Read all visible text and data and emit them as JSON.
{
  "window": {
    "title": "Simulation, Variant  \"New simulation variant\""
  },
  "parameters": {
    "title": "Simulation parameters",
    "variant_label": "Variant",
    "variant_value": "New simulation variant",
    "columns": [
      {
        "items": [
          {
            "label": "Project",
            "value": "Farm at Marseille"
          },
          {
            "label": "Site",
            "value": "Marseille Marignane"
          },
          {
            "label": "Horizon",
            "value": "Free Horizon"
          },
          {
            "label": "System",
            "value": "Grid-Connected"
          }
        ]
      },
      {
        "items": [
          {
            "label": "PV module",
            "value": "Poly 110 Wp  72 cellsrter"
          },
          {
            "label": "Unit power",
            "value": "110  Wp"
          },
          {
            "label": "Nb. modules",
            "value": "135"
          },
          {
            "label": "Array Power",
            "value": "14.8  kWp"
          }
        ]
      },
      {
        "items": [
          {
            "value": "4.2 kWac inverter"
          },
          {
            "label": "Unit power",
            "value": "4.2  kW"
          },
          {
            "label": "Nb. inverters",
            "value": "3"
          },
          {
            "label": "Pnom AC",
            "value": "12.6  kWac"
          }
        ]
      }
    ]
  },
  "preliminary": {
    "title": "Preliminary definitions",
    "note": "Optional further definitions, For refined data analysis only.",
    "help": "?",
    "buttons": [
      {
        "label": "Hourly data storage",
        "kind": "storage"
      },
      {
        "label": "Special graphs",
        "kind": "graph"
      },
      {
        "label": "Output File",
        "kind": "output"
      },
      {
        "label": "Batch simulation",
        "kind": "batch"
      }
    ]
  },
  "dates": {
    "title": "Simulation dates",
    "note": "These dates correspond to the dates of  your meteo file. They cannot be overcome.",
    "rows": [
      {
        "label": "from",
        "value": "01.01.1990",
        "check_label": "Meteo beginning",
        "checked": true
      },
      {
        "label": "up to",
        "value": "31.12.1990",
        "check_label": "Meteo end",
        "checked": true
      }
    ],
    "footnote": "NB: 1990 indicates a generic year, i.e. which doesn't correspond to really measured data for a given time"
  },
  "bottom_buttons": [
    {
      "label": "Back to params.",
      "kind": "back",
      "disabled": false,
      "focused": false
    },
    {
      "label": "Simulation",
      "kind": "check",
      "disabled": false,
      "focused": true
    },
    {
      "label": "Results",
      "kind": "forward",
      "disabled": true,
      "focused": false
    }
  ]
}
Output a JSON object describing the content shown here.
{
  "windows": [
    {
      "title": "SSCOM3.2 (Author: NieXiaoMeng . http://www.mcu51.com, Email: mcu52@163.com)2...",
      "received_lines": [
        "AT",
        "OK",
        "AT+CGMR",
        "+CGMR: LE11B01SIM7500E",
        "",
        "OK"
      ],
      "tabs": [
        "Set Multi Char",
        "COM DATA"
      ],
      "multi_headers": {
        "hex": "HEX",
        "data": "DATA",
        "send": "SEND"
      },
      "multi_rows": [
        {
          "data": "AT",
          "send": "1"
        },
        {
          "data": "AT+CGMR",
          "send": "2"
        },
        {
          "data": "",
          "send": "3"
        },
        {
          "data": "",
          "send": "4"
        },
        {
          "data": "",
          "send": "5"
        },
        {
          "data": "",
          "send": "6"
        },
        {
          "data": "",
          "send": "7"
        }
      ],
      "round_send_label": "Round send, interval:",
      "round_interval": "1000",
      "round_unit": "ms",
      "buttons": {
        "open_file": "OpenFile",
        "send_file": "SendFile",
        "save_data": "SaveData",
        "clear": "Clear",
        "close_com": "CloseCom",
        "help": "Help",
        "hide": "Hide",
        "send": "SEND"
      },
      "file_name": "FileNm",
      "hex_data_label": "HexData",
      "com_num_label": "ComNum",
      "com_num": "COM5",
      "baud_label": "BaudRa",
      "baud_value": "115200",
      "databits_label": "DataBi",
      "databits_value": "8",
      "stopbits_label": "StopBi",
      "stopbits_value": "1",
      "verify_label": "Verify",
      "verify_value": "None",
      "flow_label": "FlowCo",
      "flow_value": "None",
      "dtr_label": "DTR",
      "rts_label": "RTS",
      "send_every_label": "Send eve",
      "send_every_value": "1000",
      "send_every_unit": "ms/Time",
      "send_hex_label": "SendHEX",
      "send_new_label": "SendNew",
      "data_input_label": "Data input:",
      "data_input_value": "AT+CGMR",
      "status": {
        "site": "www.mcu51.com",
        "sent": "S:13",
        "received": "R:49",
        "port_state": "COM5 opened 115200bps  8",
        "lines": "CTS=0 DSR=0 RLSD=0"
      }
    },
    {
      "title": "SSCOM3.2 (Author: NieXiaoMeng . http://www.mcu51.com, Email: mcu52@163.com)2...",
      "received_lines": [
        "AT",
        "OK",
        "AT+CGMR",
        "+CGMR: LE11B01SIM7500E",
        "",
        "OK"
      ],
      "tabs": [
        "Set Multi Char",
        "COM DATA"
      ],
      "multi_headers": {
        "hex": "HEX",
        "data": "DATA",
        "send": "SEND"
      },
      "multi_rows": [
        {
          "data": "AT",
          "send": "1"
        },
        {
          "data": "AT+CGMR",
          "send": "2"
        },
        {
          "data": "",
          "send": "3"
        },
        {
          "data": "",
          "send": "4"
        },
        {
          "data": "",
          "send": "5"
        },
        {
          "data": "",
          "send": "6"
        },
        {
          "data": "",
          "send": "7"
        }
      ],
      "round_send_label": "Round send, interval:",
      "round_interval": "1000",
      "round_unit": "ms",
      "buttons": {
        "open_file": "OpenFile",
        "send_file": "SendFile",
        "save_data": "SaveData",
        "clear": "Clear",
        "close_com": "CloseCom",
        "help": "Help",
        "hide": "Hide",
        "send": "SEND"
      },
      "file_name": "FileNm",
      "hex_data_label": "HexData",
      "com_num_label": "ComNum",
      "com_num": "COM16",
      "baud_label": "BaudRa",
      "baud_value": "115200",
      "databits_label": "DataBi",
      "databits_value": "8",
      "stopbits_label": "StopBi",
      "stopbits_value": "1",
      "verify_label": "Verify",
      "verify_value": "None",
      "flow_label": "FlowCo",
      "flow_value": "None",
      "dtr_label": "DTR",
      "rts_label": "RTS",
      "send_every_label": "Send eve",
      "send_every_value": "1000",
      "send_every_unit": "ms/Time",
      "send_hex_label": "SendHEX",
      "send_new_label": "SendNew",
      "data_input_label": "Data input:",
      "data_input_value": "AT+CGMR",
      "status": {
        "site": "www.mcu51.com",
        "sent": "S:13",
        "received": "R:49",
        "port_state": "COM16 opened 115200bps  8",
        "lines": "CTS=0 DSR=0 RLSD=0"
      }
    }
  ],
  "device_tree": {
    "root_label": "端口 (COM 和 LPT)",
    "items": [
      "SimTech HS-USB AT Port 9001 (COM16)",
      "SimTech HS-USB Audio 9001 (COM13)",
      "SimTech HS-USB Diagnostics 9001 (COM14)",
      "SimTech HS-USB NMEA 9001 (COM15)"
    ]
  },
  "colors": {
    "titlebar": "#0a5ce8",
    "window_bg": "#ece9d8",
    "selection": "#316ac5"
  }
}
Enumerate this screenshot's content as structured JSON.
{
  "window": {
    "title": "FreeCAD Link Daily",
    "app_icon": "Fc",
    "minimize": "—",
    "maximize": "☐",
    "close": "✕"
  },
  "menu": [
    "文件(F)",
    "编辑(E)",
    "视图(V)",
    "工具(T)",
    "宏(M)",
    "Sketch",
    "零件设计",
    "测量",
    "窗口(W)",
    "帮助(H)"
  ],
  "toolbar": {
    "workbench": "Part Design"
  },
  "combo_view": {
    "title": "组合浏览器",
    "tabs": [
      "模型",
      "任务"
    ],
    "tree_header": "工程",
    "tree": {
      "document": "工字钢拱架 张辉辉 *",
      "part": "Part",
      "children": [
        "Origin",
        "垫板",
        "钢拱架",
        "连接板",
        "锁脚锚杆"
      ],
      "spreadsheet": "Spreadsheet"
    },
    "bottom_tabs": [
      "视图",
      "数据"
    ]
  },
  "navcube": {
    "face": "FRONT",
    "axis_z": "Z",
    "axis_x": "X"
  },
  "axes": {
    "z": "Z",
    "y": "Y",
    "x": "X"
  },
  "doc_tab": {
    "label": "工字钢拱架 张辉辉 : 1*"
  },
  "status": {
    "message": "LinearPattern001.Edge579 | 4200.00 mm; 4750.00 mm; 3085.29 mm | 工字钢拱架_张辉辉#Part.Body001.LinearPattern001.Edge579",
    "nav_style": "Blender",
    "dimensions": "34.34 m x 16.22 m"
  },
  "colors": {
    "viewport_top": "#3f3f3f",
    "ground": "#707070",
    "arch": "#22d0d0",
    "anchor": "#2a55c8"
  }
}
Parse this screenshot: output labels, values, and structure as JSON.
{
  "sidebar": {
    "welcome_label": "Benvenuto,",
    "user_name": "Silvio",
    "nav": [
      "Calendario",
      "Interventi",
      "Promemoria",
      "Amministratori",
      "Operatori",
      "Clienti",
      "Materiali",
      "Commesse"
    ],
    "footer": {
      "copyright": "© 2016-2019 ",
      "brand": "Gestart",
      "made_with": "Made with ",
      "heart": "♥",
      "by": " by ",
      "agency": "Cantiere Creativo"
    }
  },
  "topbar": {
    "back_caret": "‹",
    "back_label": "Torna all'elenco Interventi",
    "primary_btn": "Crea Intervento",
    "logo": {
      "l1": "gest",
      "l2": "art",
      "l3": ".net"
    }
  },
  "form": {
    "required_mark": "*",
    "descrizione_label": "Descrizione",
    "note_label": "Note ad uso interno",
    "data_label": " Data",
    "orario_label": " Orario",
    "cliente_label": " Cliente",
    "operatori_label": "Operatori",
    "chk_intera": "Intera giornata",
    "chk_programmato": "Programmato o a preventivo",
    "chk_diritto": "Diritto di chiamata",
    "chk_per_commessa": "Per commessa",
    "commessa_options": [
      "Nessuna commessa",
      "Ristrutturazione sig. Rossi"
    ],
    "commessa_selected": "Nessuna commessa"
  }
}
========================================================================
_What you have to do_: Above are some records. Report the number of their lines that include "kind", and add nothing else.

_Expected output_: 7